The burning of Saint Sava’s remains after the Banat Uprising provoked the Serbs in other regions to revolt against the Ottomans. Grdan, the vojvoda of Nikšić, organized revolt with Serbian Patriarch Jovan Kantul. From 1596, the center of anti-Ottoman activity in Herzegovina was the Tvrdoš Monastery in Trebinje, where Metropolitan Visarion was seated. In 1596, the uprising broke out in Bjelopavlići, then spread to Drobnjaci, Nikšić, Piva and Gacko (see Serb Uprising of 1596–97). The rebels were defeated at the field of Gacko. It ultimately failed due to lack of foreign support.
The hajduks in Herzegovina had in March 1655 carried out one of their greatest operations, raiding Trebinje, taking many slaves and carrying with them out much loot.
On 26 November 1716, Austrian general Nastić with 400 soldiers and c. 500 hajduks attacked Trebinje, but did not take it over.A combined Austro-Venetian-Hajduk force of 7,000 stood before the Trebinje walls, defended by 1,000 Ottomans.The Ottomans were busy near Belgrade and with hajduk attacks towards Mostar, and were thus unable to reinforce Trebinje. The conquest of Trebinje and Popovo field were given up to fight in Montenegro. The Venetians took over Hutovo and Popovo, where they immediately recruited militarly from the population.

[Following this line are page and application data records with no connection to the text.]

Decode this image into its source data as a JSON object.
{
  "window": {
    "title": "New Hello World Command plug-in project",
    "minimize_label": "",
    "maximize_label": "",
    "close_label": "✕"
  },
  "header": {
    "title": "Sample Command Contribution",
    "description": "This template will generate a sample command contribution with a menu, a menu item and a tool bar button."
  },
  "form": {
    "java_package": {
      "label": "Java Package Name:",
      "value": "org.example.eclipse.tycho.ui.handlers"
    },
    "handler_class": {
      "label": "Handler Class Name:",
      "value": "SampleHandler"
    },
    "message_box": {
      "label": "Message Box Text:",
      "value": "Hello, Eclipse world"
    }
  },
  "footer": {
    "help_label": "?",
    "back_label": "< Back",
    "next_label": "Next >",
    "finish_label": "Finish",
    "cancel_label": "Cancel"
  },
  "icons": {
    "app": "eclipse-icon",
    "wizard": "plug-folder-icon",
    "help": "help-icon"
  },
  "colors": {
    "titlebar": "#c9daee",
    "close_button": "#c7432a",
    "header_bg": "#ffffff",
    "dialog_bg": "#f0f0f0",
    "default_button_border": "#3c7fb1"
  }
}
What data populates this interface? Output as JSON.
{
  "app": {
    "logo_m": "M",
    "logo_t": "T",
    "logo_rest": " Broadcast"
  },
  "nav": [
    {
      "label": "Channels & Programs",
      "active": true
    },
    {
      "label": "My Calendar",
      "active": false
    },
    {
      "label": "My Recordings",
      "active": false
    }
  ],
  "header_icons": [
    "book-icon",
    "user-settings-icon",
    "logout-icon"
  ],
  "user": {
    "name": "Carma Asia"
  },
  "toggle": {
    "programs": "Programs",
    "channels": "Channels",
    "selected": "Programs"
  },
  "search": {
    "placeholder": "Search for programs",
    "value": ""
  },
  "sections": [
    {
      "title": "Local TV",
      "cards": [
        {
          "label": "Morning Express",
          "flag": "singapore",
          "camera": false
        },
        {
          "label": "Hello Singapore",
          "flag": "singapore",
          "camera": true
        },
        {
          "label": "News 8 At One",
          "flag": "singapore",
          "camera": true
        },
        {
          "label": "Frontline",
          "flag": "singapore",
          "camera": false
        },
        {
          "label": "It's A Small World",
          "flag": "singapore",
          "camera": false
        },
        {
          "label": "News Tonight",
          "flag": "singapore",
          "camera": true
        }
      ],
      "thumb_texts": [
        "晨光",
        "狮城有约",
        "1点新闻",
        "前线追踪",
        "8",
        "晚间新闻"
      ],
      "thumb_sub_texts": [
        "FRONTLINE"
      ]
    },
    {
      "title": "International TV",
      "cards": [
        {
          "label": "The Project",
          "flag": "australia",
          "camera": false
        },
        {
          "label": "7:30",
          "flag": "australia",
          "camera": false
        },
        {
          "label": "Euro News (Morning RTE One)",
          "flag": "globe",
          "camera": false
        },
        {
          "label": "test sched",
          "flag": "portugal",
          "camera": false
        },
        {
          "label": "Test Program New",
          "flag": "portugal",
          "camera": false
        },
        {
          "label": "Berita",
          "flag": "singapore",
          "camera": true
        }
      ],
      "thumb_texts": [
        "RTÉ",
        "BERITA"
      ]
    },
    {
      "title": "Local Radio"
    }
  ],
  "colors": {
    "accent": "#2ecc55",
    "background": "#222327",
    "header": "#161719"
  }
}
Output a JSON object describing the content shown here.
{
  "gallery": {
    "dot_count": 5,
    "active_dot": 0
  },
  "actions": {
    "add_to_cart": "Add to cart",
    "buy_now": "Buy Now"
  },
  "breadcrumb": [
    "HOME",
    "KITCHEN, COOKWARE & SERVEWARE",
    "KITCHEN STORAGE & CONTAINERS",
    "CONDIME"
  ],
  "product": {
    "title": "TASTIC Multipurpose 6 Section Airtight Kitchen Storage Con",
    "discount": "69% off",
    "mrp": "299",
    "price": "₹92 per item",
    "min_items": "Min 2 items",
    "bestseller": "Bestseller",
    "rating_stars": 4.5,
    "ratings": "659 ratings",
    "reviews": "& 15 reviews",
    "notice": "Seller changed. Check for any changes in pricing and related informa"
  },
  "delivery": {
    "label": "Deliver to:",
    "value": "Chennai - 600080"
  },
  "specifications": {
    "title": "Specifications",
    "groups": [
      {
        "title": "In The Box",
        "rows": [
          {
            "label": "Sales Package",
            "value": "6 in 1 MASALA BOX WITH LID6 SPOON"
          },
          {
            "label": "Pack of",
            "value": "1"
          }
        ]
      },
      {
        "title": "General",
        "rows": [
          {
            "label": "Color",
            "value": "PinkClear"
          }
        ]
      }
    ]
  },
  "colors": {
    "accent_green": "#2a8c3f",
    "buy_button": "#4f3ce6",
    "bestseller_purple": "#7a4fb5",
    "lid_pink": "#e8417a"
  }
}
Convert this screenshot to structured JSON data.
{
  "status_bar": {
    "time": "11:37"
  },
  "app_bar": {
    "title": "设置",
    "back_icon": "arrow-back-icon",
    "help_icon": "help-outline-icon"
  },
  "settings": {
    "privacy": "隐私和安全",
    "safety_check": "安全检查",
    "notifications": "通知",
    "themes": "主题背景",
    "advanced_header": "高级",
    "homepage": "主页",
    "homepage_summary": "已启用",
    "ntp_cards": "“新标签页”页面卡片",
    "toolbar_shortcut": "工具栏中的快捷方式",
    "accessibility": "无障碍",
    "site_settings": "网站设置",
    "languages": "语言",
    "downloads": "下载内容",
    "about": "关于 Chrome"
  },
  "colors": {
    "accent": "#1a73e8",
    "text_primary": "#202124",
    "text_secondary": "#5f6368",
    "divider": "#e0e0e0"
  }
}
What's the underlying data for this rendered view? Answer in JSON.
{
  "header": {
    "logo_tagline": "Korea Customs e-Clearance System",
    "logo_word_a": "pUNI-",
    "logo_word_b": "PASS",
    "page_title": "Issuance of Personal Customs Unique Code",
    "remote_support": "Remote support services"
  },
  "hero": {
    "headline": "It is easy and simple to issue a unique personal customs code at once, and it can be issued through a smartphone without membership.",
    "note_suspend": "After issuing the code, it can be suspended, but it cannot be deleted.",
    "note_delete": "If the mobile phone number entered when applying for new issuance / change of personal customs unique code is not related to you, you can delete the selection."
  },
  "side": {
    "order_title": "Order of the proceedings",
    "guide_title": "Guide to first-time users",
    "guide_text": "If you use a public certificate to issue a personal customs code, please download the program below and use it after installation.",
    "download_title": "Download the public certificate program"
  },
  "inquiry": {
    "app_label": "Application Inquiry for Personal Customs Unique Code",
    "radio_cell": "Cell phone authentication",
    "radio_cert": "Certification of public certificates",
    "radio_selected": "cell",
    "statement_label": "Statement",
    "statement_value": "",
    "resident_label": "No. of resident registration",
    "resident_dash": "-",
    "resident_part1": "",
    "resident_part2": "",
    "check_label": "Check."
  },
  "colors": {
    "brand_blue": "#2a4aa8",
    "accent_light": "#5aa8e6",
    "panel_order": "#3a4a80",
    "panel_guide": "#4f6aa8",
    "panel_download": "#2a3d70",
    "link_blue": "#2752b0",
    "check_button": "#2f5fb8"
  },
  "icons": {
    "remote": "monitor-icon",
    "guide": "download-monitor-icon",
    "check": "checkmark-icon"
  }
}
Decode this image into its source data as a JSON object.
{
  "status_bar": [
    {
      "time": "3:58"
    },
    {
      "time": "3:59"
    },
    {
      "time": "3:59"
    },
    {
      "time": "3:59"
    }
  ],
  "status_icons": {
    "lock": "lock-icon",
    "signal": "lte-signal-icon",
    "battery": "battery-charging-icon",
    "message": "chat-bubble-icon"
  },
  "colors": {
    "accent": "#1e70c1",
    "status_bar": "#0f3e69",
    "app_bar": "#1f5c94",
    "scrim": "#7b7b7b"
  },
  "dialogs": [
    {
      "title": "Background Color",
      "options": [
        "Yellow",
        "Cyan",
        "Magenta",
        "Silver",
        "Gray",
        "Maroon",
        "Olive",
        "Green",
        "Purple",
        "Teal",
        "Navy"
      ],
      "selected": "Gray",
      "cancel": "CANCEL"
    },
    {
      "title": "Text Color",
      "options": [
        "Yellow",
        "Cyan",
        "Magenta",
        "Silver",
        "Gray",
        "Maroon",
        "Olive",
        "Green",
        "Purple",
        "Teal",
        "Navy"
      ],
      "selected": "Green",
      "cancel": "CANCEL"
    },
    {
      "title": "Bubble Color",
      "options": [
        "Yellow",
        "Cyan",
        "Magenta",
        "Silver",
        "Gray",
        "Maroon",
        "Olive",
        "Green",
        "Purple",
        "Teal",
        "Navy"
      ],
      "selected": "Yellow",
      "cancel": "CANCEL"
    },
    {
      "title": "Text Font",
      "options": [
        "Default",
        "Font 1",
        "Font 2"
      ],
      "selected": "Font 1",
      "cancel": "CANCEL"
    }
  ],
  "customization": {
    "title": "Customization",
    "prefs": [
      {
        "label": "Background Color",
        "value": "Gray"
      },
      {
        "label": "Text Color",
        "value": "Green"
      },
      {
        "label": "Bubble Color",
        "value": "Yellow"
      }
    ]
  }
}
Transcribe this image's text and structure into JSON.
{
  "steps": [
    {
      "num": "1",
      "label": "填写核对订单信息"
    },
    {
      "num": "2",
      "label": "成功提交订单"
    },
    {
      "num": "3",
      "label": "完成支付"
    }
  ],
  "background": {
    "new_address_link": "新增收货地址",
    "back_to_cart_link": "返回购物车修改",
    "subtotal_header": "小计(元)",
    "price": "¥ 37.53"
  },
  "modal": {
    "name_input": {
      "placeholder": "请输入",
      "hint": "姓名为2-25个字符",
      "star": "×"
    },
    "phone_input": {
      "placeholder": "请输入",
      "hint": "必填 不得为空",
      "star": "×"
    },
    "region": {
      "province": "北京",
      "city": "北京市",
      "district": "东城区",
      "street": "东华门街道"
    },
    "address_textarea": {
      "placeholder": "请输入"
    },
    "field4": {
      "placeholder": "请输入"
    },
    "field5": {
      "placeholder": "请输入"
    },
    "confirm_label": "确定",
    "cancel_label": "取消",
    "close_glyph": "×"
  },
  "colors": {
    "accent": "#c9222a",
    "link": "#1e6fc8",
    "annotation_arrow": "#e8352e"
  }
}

Notable participants in the Herzegovina Uprising (1852–62) from Trebinje include Mićo Ljubibratić.
During the Herzegovina Uprising (1875–77), the Bileća and Trebinje region was led by serdar Todor Mujičić, Gligor Milićević, Vasilj Svorcan and Sava Jakšić.
The Serbian Orthodox church in Trebinje, Saborna Crkva, was built between 1888 and 1908. The Hercegovačka Gračanica monastery, a loose copy of the Gračanica monastery in Kosovo, was completed in 2000. The churches are located above the city, on the historic Crkvina Hill. The 15th-century Tvrdoš monastery is located two kilometres south-west of Trebinje, including a church which dates back to late antiquity. There is also the Roman Catholic Cathedral of the Birth of Mary in the town centre, as well as monuments dedicated to acclaimed poets Njegoš and Jovan Dučić (who was from the town). The Osman-Paša Resulbegović mosque, located in the Old Town, was originally built in 1726 and fully renovated in 2005. The Old Town walls are well preserved. The Arslanagić Bridge (1574) is located 1 km north of the town center.
In late 2009 the Government of Republika Srpska approved funding for the Trebinje airport project. The airport was intended to serve as a low cost alternative to Dubrovnik. The airport was intended to be operational in 2010 and then delayed till 2011. The terminal was planned to handle 260,000 passengers annually. In January 2013 the Minister for Transport and Infrastructure for Republika Srpska, Nedeljko Cubrilovic, announced that the passenger numbers doubled in 2012 from the prior year. This is despite the airport not having been built. Over 820,000 euros have been spent on the project, mostly on documentation.